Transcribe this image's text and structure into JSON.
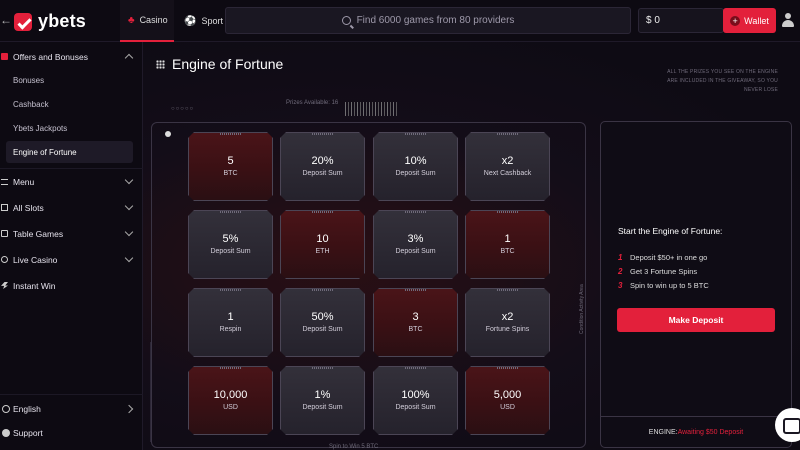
{
  "header": {
    "logo_text": "ybets",
    "tabs": [
      {
        "label": "Casino",
        "icon": "casino-icon",
        "active": true
      },
      {
        "label": "Sport",
        "icon": "soccer-ball-icon",
        "active": false
      }
    ],
    "search_placeholder": "Find 6000 games from 80 providers",
    "balance": "$ 0",
    "wallet_label": "Wallet",
    "brand_color": "#e3203b"
  },
  "sidebar": {
    "offers_label": "Offers and Bonuses",
    "sub_items": [
      {
        "label": "Bonuses",
        "active": false
      },
      {
        "label": "Cashback",
        "active": false
      },
      {
        "label": "Ybets Jackpots",
        "active": false
      },
      {
        "label": "Engine of Fortune",
        "active": true
      }
    ],
    "groups": [
      {
        "label": "Menu"
      },
      {
        "label": "All Slots"
      },
      {
        "label": "Table Games"
      },
      {
        "label": "Live Casino"
      },
      {
        "label": "Instant Win"
      }
    ],
    "language": "English",
    "support": "Support"
  },
  "main": {
    "title": "Engine of Fortune",
    "disclaimer": "ALL THE PRIZES YOU SEE ON THE ENGINE ARE INCLUDED IN THE GIVEAWAY, SO YOU NEVER LOSE",
    "prizes_label": "Prizes Available: 16",
    "side_label": "Condition Activity Area",
    "bottom_label": "Spin to Win 5 BTC",
    "tiles": [
      {
        "value": "5",
        "label": "BTC",
        "style": "red"
      },
      {
        "value": "20%",
        "label": "Deposit Sum",
        "style": "gray"
      },
      {
        "value": "10%",
        "label": "Deposit Sum",
        "style": "gray"
      },
      {
        "value": "x2",
        "label": "Next Cashback",
        "style": "gray"
      },
      {
        "value": "5%",
        "label": "Deposit Sum",
        "style": "gray"
      },
      {
        "value": "10",
        "label": "ETH",
        "style": "red"
      },
      {
        "value": "3%",
        "label": "Deposit Sum",
        "style": "gray"
      },
      {
        "value": "1",
        "label": "BTC",
        "style": "red"
      },
      {
        "value": "1",
        "label": "Respin",
        "style": "gray"
      },
      {
        "value": "50%",
        "label": "Deposit Sum",
        "style": "gray"
      },
      {
        "value": "3",
        "label": "BTC",
        "style": "red"
      },
      {
        "value": "x2",
        "label": "Fortune Spins",
        "style": "gray"
      },
      {
        "value": "10,000",
        "label": "USD",
        "style": "red"
      },
      {
        "value": "1%",
        "label": "Deposit Sum",
        "style": "gray"
      },
      {
        "value": "100%",
        "label": "Deposit Sum",
        "style": "gray"
      },
      {
        "value": "5,000",
        "label": "USD",
        "style": "red"
      }
    ]
  },
  "panel": {
    "title": "Start the Engine of Fortune:",
    "steps": [
      {
        "num": "1",
        "text": "Deposit $50+ in one go"
      },
      {
        "num": "2",
        "text": "Get 3 Fortune Spins"
      },
      {
        "num": "3",
        "text": "Spin to win up to 5 BTC"
      }
    ],
    "button_label": "Make Deposit",
    "engine_label": "ENGINE:",
    "engine_status": "Awaiting $50 Deposit"
  }
}
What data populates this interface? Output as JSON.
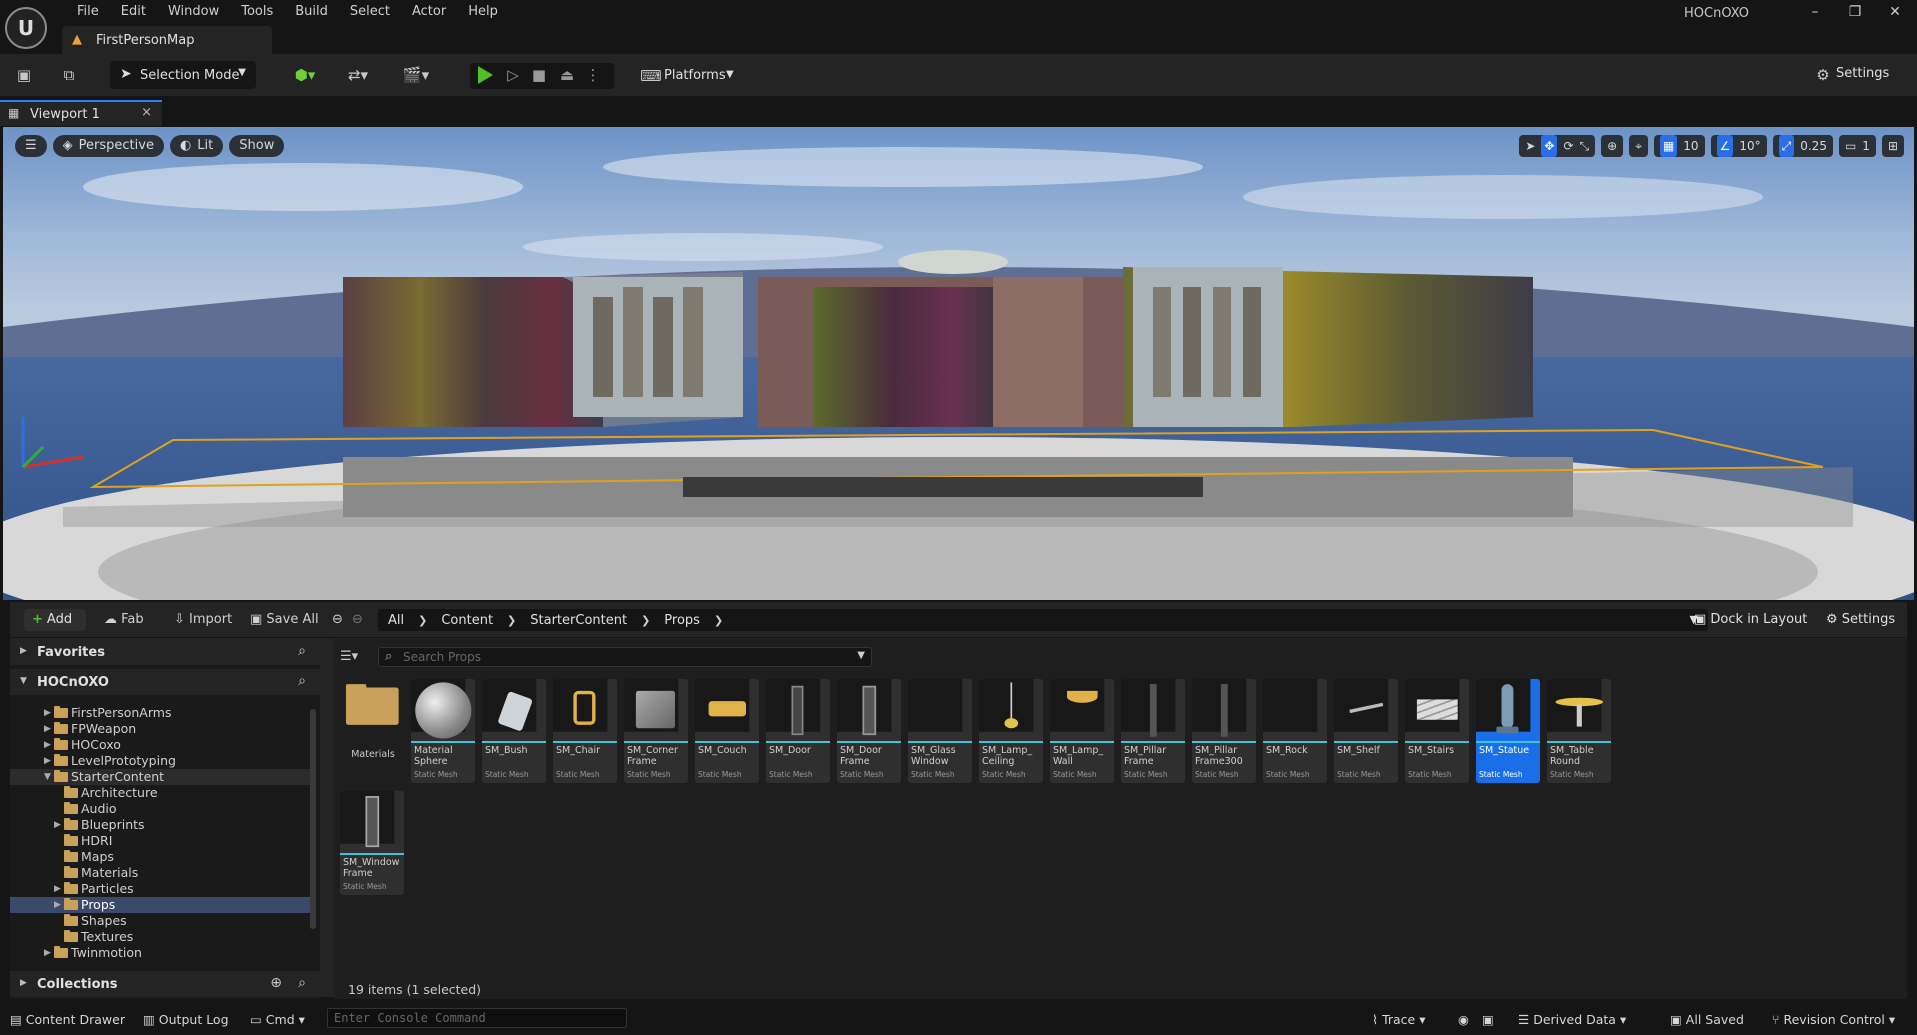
{
  "app": {
    "project_name": "HOCnOXO",
    "logo_text": "U"
  },
  "menu": [
    "File",
    "Edit",
    "Window",
    "Tools",
    "Build",
    "Select",
    "Actor",
    "Help"
  ],
  "level_tab": {
    "label": "FirstPersonMap"
  },
  "toolbar": {
    "selection_mode": "Selection Mode",
    "platforms": "Platforms",
    "settings": "Settings"
  },
  "viewport_tab": {
    "label": "Viewport 1"
  },
  "viewport": {
    "perspective": "Perspective",
    "lit": "Lit",
    "show": "Show",
    "grid_snap": "10",
    "rotation_snap": "10°",
    "scale_snap": "0.25",
    "camera_speed": "1"
  },
  "content_browser": {
    "add": "Add",
    "fab": "Fab",
    "import": "Import",
    "save_all": "Save All",
    "breadcrumb": [
      "All",
      "Content",
      "StarterContent",
      "Props"
    ],
    "dock_in_layout": "Dock in Layout",
    "settings": "Settings",
    "search_placeholder": "Search Props",
    "item_count": "19 items (1 selected)"
  },
  "sources": {
    "favorites": "Favorites",
    "root": "HOCnOXO",
    "collections": "Collections",
    "tree": [
      {
        "name": "FirstPersonArms",
        "depth": 1,
        "arrow": true
      },
      {
        "name": "FPWeapon",
        "depth": 1,
        "arrow": true
      },
      {
        "name": "HOCoxo",
        "depth": 1,
        "arrow": true
      },
      {
        "name": "LevelPrototyping",
        "depth": 1,
        "arrow": true
      },
      {
        "name": "StarterContent",
        "depth": 1,
        "arrow": true,
        "open": true
      },
      {
        "name": "Architecture",
        "depth": 2,
        "arrow": false
      },
      {
        "name": "Audio",
        "depth": 2,
        "arrow": false
      },
      {
        "name": "Blueprints",
        "depth": 2,
        "arrow": true
      },
      {
        "name": "HDRI",
        "depth": 2,
        "arrow": false
      },
      {
        "name": "Maps",
        "depth": 2,
        "arrow": false
      },
      {
        "name": "Materials",
        "depth": 2,
        "arrow": false
      },
      {
        "name": "Particles",
        "depth": 2,
        "arrow": true
      },
      {
        "name": "Props",
        "depth": 2,
        "arrow": true,
        "selected": true
      },
      {
        "name": "Shapes",
        "depth": 2,
        "arrow": false
      },
      {
        "name": "Textures",
        "depth": 2,
        "arrow": false
      },
      {
        "name": "Twinmotion",
        "depth": 1,
        "arrow": true
      }
    ]
  },
  "assets": [
    {
      "name": "Materials",
      "type": "",
      "kind": "folder"
    },
    {
      "name": "Material Sphere",
      "type": "Static Mesh",
      "kind": "sphere"
    },
    {
      "name": "SM_Bush",
      "type": "Static Mesh",
      "kind": "bush"
    },
    {
      "name": "SM_Chair",
      "type": "Static Mesh",
      "kind": "chair"
    },
    {
      "name": "SM_Corner Frame",
      "type": "Static Mesh",
      "kind": "box"
    },
    {
      "name": "SM_Couch",
      "type": "Static Mesh",
      "kind": "couch"
    },
    {
      "name": "SM_Door",
      "type": "Static Mesh",
      "kind": "door"
    },
    {
      "name": "SM_Door Frame",
      "type": "Static Mesh",
      "kind": "doorframe"
    },
    {
      "name": "SM_Glass Window",
      "type": "Static Mesh",
      "kind": "empty"
    },
    {
      "name": "SM_Lamp_ Ceiling",
      "type": "Static Mesh",
      "kind": "lampceiling"
    },
    {
      "name": "SM_Lamp_ Wall",
      "type": "Static Mesh",
      "kind": "lampwall"
    },
    {
      "name": "SM_Pillar Frame",
      "type": "Static Mesh",
      "kind": "pillar"
    },
    {
      "name": "SM_Pillar Frame300",
      "type": "Static Mesh",
      "kind": "pillar"
    },
    {
      "name": "SM_Rock",
      "type": "Static Mesh",
      "kind": "empty"
    },
    {
      "name": "SM_Shelf",
      "type": "Static Mesh",
      "kind": "shelf"
    },
    {
      "name": "SM_Stairs",
      "type": "Static Mesh",
      "kind": "stairs"
    },
    {
      "name": "SM_Statue",
      "type": "Static Mesh",
      "kind": "statue",
      "selected": true
    },
    {
      "name": "SM_Table Round",
      "type": "Static Mesh",
      "kind": "table"
    },
    {
      "name": "SM_Window Frame",
      "type": "Static Mesh",
      "kind": "window"
    }
  ],
  "statusbar": {
    "content_drawer": "Content Drawer",
    "output_log": "Output Log",
    "cmd": "Cmd",
    "console_placeholder": "Enter Console Command",
    "trace": "Trace",
    "derived_data": "Derived Data",
    "all_saved": "All Saved",
    "revision_control": "Revision Control"
  }
}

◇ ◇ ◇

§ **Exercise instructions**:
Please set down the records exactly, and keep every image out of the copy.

§ **Solved problem**:
Transcribe this image's text and structure into JSON.
{
  "header": {
    "logo_text": "ybets",
    "tabs": [
      {
        "label": "Casino",
        "icon": "casino-icon",
        "active": true
      },
      {
        "label": "Sport",
        "icon": "soccer-ball-icon",
        "active": false
      }
    ],
    "search_placeholder": "Find 6000 games from 80 providers",
    "balance": "$ 0",
    "wallet_label": "Wallet",
    "brand_color": "#e3203b"
  },
  "sidebar": {
    "offers_label": "Offers and Bonuses",
    "sub_items": [
      {
        "label": "Bonuses",
        "active": false
      },
      {
        "label": "Cashback",
        "active": false
      },
      {
        "label": "Ybets Jackpots",
        "active": false
      },
      {
        "label": "Engine of Fortune",
        "active": true
      }
    ],
    "groups": [
      {
        "label": "Menu"
      },
      {
        "label": "All Slots"
      },
      {
        "label": "Table Games"
      },
      {
        "label": "Live Casino"
      },
      {
        "label": "Instant Win"
      }
    ],
    "language": "English",
    "support": "Support"
  },
  "main": {
    "title": "Engine of Fortune",
    "disclaimer": "ALL THE PRIZES YOU SEE ON THE ENGINE ARE INCLUDED IN THE GIVEAWAY, SO YOU NEVER LOSE",
    "prizes_label": "Prizes Available: 16",
    "side_label": "Condition Activity Area",
    "bottom_label": "Spin to Win 5 BTC",
    "tiles": [
      {
        "value": "5",
        "label": "BTC",
        "style": "red"
      },
      {
        "value": "20%",
        "label": "Deposit Sum",
        "style": "gray"
      },
      {
        "value": "10%",
        "label": "Deposit Sum",
        "style": "gray"
      },
      {
        "value": "x2",
        "label": "Next Cashback",
        "style": "gray"
      },
      {
        "value": "5%",
        "label": "Deposit Sum",
        "style": "gray"
      },
      {
        "value": "10",
        "label": "ETH",
        "style": "red"
      },
      {
        "value": "3%",
        "label": "Deposit Sum",
        "style": "gray"
      },
      {
        "value": "1",
        "label": "BTC",
        "style": "red"
      },
      {
        "value": "1",
        "label": "Respin",
        "style": "gray"
      },
      {
        "value": "50%",
        "label": "Deposit Sum",
        "style": "gray"
      },
      {
        "value": "3",
        "label": "BTC",
        "style": "red"
      },
      {
        "value": "x2",
        "label": "Fortune Spins",
        "style": "gray"
      },
      {
        "value": "10,000",
        "label": "USD",
        "style": "red"
      },
      {
        "value": "1%",
        "label": "Deposit Sum",
        "style": "gray"
      },
      {
        "value": "100%",
        "label": "Deposit Sum",
        "style": "gray"
      },
      {
        "value": "5,000",
        "label": "USD",
        "style": "red"
      }
    ]
  },
  "panel": {
    "title": "Start the Engine of Fortune:",
    "steps": [
      {
        "num": "1",
        "text": "Deposit $50+ in one go"
      },
      {
        "num": "2",
        "text": "Get 3 Fortune Spins"
      },
      {
        "num": "3",
        "text": "Spin to win up to 5 BTC"
      }
    ],
    "button_label": "Make Deposit",
    "engine_label": "ENGINE:",
    "engine_status": "Awaiting $50 Deposit"
  }
}
What data populates this interface? Output as JSON.
{
  "app": {
    "project_name": "HOCnOXO",
    "logo_text": "U"
  },
  "menu": [
    "File",
    "Edit",
    "Window",
    "Tools",
    "Build",
    "Select",
    "Actor",
    "Help"
  ],
  "level_tab": {
    "label": "FirstPersonMap"
  },
  "toolbar": {
    "selection_mode": "Selection Mode",
    "platforms": "Platforms",
    "settings": "Settings"
  },
  "viewport_tab": {
    "label": "Viewport 1"
  },
  "viewport": {
    "perspective": "Perspective",
    "lit": "Lit",
    "show": "Show",
    "grid_snap": "10",
    "rotation_snap": "10°",
    "scale_snap": "0.25",
    "camera_speed": "1"
  },
  "content_browser": {
    "add": "Add",
    "fab": "Fab",
    "import": "Import",
    "save_all": "Save All",
    "breadcrumb": [
      "All",
      "Content",
      "StarterContent",
      "Props"
    ],
    "dock_in_layout": "Dock in Layout",
    "settings": "Settings",
    "search_placeholder": "Search Props",
    "item_count": "19 items (1 selected)"
  },
  "sources": {
    "favorites": "Favorites",
    "root": "HOCnOXO",
    "collections": "Collections",
    "tree": [
      {
        "name": "FirstPersonArms",
        "depth": 1,
        "arrow": true
      },
      {
        "name": "FPWeapon",
        "depth": 1,
        "arrow": true
      },
      {
        "name": "HOCoxo",
        "depth": 1,
        "arrow": true
      },
      {
        "name": "LevelPrototyping",
        "depth": 1,
        "arrow": true
      },
      {
        "name": "StarterContent",
        "depth": 1,
        "arrow": true,
        "open": true
      },
      {
        "name": "Architecture",
        "depth": 2,
        "arrow": false
      },
      {
        "name": "Audio",
        "depth": 2,
        "arrow": false
      },
      {
        "name": "Blueprints",
        "depth": 2,
        "arrow": true
      },
      {
        "name": "HDRI",
        "depth": 2,
        "arrow": false
      },
      {
        "name": "Maps",
        "depth": 2,
        "arrow": false
      },
      {
        "name": "Materials",
        "depth": 2,
        "arrow": false
      },
      {
        "name": "Particles",
        "depth": 2,
        "arrow": true
      },
      {
        "name": "Props",
        "depth": 2,
        "arrow": true,
        "selected": true
      },
      {
        "name": "Shapes",
        "depth": 2,
        "arrow": false
      },
      {
        "name": "Textures",
        "depth": 2,
        "arrow": false
      },
      {
        "name": "Twinmotion",
        "depth": 1,
        "arrow": true
      }
    ]
  },
  "assets": [
    {
      "name": "Materials",
      "type": "",
      "kind": "folder"
    },
    {
      "name": "Material Sphere",
      "type": "Static Mesh",
      "kind": "sphere"
    },
    {
      "name": "SM_Bush",
      "type": "Static Mesh",
      "kind": "bush"
    },
    {
      "name": "SM_Chair",
      "type": "Static Mesh",
      "kind": "chair"
    },
    {
      "name": "SM_Corner Frame",
      "type": "Static Mesh",
      "kind": "box"
    },
    {
      "name": "SM_Couch",
      "type": "Static Mesh",
      "kind": "couch"
    },
    {
      "name": "SM_Door",
      "type": "Static Mesh",
      "kind": "door"
    },
    {
      "name": "SM_Door Frame",
      "type": "Static Mesh",
      "kind": "doorframe"
    },
    {
      "name": "SM_Glass Window",
      "type": "Static Mesh",
      "kind": "empty"
    },
    {
      "name": "SM_Lamp_ Ceiling",
      "type": "Static Mesh",
      "kind": "lampceiling"
    },
    {
      "name": "SM_Lamp_ Wall",
      "type": "Static Mesh",
      "kind": "lampwall"
    },
    {
      "name": "SM_Pillar Frame",
      "type": "Static Mesh",
      "kind": "pillar"
    },
    {
      "name": "SM_Pillar Frame300",
      "type": "Static Mesh",
      "kind": "pillar"
    },
    {
      "name": "SM_Rock",
      "type": "Static Mesh",
      "kind": "empty"
    },
    {
      "name": "SM_Shelf",
      "type": "Static Mesh",
      "kind": "shelf"
    },
    {
      "name": "SM_Stairs",
      "type": "Static Mesh",
      "kind": "stairs"
    },
    {
      "name": "SM_Statue",
      "type": "Static Mesh",
      "kind": "statue",
      "selected": true
    },
    {
      "name": "SM_Table Round",
      "type": "Static Mesh",
      "kind": "table"
    },
    {
      "name": "SM_Window Frame",
      "type": "Static Mesh",
      "kind": "window"
    }
  ],
  "statusbar": {
    "content_drawer": "Content Drawer",
    "output_log": "Output Log",
    "cmd": "Cmd",
    "console_placeholder": "Enter Console Command",
    "trace": "Trace",
    "derived_data": "Derived Data",
    "all_saved": "All Saved",
    "revision_control": "Revision Control"
  }
}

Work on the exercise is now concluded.